Giles Parkinson 42:51
I guess Lorenzo it comes down to the cost of electrolyzers to a large degree, and in Australia, I think, electrolyzer so far is just one megawatt, and of course we need to get to a scale. I’m just thinking back, you know, you compared it at the start of this discussion to solar and battery storage. How certain are we that electrolyzers will follow that same cost path?
Lorenzo Ducci 43:13
Not an easy question Giles. So, no, I mean, as I said before, we met different electrolyzer manufacturing, and all of that. So most of them has clearly expressed the intention of reducing the cost through a road map that will scale up their production and the production processes. Another thing that we can say here is that the 50% of the capex is the electrolyzer stock.

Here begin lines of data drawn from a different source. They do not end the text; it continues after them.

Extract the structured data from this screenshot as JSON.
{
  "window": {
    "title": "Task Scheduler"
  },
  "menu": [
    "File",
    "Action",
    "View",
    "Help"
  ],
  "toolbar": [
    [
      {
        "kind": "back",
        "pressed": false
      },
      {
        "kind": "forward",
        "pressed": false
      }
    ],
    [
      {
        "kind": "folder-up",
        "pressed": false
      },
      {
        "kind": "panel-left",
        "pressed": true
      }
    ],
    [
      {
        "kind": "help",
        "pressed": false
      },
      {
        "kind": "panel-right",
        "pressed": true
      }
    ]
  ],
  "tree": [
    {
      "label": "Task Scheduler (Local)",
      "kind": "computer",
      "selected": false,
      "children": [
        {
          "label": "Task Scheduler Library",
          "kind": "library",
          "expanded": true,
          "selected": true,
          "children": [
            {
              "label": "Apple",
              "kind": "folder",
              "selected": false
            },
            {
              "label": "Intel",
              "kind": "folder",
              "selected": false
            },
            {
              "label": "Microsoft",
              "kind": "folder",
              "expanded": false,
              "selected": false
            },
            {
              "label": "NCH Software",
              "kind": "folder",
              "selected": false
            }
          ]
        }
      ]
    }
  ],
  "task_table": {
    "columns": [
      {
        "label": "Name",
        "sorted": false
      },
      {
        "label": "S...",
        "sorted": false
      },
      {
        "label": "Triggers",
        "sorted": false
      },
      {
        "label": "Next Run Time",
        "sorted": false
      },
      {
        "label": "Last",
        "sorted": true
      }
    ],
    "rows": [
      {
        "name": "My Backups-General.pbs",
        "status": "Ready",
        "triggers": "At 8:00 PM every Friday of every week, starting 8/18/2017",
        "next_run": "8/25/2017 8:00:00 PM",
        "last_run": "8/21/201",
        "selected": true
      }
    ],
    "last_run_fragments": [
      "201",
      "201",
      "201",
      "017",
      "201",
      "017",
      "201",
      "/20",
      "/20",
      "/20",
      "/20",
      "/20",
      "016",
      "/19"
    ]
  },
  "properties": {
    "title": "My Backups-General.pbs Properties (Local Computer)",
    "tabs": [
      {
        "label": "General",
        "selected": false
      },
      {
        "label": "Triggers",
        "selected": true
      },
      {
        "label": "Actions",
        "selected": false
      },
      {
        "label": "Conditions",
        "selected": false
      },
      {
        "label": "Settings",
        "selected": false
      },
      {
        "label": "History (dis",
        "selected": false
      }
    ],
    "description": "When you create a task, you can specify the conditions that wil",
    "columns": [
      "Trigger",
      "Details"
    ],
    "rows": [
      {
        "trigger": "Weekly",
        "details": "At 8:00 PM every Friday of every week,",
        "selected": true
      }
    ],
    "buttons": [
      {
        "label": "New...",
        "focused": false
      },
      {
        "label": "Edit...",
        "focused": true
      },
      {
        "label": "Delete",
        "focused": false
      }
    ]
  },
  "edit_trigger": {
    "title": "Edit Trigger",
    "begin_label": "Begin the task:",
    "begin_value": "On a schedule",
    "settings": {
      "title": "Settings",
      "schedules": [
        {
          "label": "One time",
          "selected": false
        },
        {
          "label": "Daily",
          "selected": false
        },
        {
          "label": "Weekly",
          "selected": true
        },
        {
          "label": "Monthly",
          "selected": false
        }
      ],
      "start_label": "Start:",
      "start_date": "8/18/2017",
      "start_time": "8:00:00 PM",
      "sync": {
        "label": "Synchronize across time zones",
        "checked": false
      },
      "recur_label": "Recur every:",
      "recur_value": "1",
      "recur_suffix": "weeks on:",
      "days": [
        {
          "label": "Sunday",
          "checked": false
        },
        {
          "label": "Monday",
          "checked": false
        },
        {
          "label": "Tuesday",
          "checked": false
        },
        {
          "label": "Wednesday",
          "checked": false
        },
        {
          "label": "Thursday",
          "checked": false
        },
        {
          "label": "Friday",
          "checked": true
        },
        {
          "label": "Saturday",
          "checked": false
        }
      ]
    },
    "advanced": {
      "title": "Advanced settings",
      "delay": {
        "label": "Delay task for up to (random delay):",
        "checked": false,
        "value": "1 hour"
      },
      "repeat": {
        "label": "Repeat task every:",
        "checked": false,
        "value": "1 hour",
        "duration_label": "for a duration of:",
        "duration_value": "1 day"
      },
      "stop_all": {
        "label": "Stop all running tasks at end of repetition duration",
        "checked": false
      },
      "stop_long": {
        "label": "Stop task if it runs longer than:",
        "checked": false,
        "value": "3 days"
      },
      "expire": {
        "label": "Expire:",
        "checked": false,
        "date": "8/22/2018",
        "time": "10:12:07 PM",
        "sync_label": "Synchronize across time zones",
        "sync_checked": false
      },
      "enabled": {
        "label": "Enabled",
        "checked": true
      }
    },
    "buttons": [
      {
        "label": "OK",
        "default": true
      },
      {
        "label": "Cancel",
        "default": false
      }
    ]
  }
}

So it’s up to the manufacturer to reduce that cost, but the other 50% is the BOP. In that case, I think that there is space to lower that, thanks to the economy of scale. So most of these two have huge potential in terms of production. So not only the technology itself, but also all the components that are related to the technology and to run the plant.
Giles Parkinson 44:14
Rupert can I just throw one final question to you, and that needs to be a short answer I think. CEFC is not really looking to support wind and solar projects, per se, but will actually do that in the context of the hydrogen economy, given that the further reduction in wind and solar and I guess that’s the upfront capital costs need to be reduced quite significantly for hydrogen to be viable.
Rupert Maloney 44:37
Yeah, no, we definitely look at there’s a whole lot of enablers for a hydrogen economy. Certainly renewable energy is a key enabler and their costs, and so we’ll look to support the right projects, in that sense. Also, innovation as well. With the hydrogen supply chain we need more innovation, we need to bring down those costs through innovation. We also have an innovation fund that’s actively looking at opportunities, some really exciting innovation coming out of Australian R&D in Australian universities. So we’ll have more to say on that shortly. So yeah, we’re looking across all the enablers.
Giles Parkinson 45:15
Good stuff. Well, I think we’ve just about to come to the end of allocated 45 minutes. So I would just like to thank all our guests. Kathryn Horlin from BHP. Thanks for joining us. Rupert Maloney from Clean Energy Finance Corporation. Lorenzo Ducci from Enel Green Power and Thomas Mach, doubling up on two different sessions from Rio Tinto. Thank you very much. And thanks for the opportunity.
Thanks for listening into this session, which doubles up as an episode of Energy Insiders. You can find us on the Renew Economy website. And I look forward to more discussion and more announcements about the green hydrogen economy as we go forward. So thank you very much everyone.